We made it! 1000 miles of road striping and a two-day drive led us here. All pets are safe and accounted for, that's the main thing. The three rescue kittens hung out in Caesar the dog's large kennel, no problems at all. Stay tuned for a post on traveling with pets sometime.

It was hell getting out of South Carolina, the place sucked me dry until the last minute of repairs and painting. There wasn't even an informal goodbye -- van stuffed, and hotter than hades, we rolled out on highway 25, as if we had never met that town.

Houston is big, mostly busy, vibrant, hot, interesting, hot, spread out... did I mention hot? In the two weeks since landing we've moved and unpacked a ton of boxes and have gotten a considerable amount of work done on the home, which we just love. Highlight is an eight-foot waterfall, in the back patio area, which I have been working to maintain.

The most refreshing thing has been the services -- people actually coming when you call them! Getting real service and a "thank you" instead of a stupid look. Yes, believe it or not there are lots of friendly people in big cities. I always knew this but appreciate it a lot more after living in rural SC where people claim they're so nice and friendly -- HA!. More on that when I write my new screenplay, "Escape from South Carolina".

Back to the good stuff -- palm trees, a new, nearby dog park, TARGET on seemingly every corner -- we're in heaven! More than one grocery store, imagine that! People that are good at driving aggressively -- no prob! It's been a long road, in many ways.

I'm still far from being able to hang out with "the fonts". Currently working on a tile backsplash in the kitchen and I have a studio to set up on the second floor. I hope all of your projects are going well.


Sunday, May 23, 2010


Ahhh, fellow bloggies and black fonts, how I miss you so! It's been full-on reno here, in prep to put the SC house on the market and get our butts moved to Houston, where we just closed on house contract #3. The RELO company was a pain in the ass down to the last minute, just like two years before. I won't go into it all, lets just say I'm not impressed when everyone we deal with makes it seem like it's the first time they have ever done their job (because maybe it is?).

On this house, of course the work and things to move becomes three-fold before your eyes once into it all. Fortunately, I was able to recruit an eighteen year old guy I met at Starbucks to help me with the work. Unfortunately, this brought to light what a pain in the ass I must have been when I was also a mouthy eighteen year old! But, we're getting it done and exterior window painting continues this week.

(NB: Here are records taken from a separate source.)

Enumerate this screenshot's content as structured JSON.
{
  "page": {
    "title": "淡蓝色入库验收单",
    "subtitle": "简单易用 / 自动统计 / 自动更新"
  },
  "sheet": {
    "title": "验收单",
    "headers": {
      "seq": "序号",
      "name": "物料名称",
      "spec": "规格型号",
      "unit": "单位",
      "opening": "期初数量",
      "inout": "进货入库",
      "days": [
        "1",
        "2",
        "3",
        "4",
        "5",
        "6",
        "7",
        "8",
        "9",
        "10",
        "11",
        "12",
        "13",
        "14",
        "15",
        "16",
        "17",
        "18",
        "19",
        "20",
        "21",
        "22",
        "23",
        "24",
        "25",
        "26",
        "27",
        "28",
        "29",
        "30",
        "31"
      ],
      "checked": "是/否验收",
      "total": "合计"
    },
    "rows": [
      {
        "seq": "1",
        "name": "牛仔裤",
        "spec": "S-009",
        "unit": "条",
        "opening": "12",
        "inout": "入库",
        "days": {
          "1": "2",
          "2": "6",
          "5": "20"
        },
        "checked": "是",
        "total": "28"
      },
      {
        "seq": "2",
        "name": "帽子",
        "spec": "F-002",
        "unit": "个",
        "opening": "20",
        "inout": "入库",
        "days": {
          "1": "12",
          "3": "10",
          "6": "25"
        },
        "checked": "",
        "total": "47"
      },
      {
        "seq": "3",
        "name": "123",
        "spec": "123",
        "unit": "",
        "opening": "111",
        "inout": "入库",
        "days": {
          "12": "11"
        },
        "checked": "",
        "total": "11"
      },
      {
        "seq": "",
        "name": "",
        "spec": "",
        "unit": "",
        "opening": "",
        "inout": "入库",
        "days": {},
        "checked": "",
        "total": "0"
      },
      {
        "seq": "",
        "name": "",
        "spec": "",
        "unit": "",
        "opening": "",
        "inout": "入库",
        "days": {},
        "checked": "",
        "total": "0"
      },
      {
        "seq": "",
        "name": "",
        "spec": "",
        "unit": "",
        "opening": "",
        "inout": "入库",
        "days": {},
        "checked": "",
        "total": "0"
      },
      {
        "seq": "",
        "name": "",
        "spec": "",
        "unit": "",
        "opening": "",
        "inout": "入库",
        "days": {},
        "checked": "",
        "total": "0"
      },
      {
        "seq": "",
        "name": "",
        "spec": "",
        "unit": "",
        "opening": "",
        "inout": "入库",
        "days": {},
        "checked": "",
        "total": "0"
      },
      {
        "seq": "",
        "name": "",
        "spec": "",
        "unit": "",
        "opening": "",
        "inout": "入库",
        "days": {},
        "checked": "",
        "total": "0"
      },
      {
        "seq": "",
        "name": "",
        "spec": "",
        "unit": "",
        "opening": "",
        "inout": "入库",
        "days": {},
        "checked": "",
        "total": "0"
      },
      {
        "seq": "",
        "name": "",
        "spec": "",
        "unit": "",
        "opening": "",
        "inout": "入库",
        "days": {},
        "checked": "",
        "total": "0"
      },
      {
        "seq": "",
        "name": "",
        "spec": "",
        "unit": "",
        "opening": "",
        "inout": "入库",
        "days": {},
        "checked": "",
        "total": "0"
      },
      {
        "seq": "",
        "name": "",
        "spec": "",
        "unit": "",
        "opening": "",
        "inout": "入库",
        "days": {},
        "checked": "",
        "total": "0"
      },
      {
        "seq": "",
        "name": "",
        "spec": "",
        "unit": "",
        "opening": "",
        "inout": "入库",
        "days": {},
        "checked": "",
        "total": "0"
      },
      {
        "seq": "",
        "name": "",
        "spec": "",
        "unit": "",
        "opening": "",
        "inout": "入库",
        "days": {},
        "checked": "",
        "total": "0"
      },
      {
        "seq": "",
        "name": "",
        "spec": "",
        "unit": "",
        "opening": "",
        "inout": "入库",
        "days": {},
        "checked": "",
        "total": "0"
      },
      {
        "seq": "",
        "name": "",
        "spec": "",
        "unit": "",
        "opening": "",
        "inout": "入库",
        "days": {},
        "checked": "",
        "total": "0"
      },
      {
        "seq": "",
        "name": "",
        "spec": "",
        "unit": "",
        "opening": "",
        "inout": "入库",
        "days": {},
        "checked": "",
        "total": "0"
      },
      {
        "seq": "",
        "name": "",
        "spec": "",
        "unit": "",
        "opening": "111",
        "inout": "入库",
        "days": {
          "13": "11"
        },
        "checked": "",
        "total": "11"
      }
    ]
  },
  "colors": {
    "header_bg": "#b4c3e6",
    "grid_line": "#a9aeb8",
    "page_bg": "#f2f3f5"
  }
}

The new house, which I have yet to see in person, has a 2nd floor addition of 500 square feet -- the same size as my old classroom in St. Louis -- so I plan to teach art again, out of that space. This helps me avoid a lease and a pesky landlord, as well as the fact that I can check in on all of our pets during breaks. The economy is slowly creeping back so I hope for a few students.

Just a few weeks and it will be a roll-out with six cats and a dog for 1000 miles, one overnighter. Last time we did 700 miles with three cats and I'm hoping this goes just as well.

Beyond the prep, not much, been sort of living in a bubble of reno. I catch world news when I can and the BP oil ordeal is heartbreaking as well as infuriating. Bret Michaels is still alive and should be on Trump's final tonight. Lee and Crystal will face off on Idol. And that's about all I know.

So, I hope you're enjoying late spring, looking forward to summer, and getting a break where you deserve. I'll write from Houston in a few weeks, god willing, whichever one you praise, lol.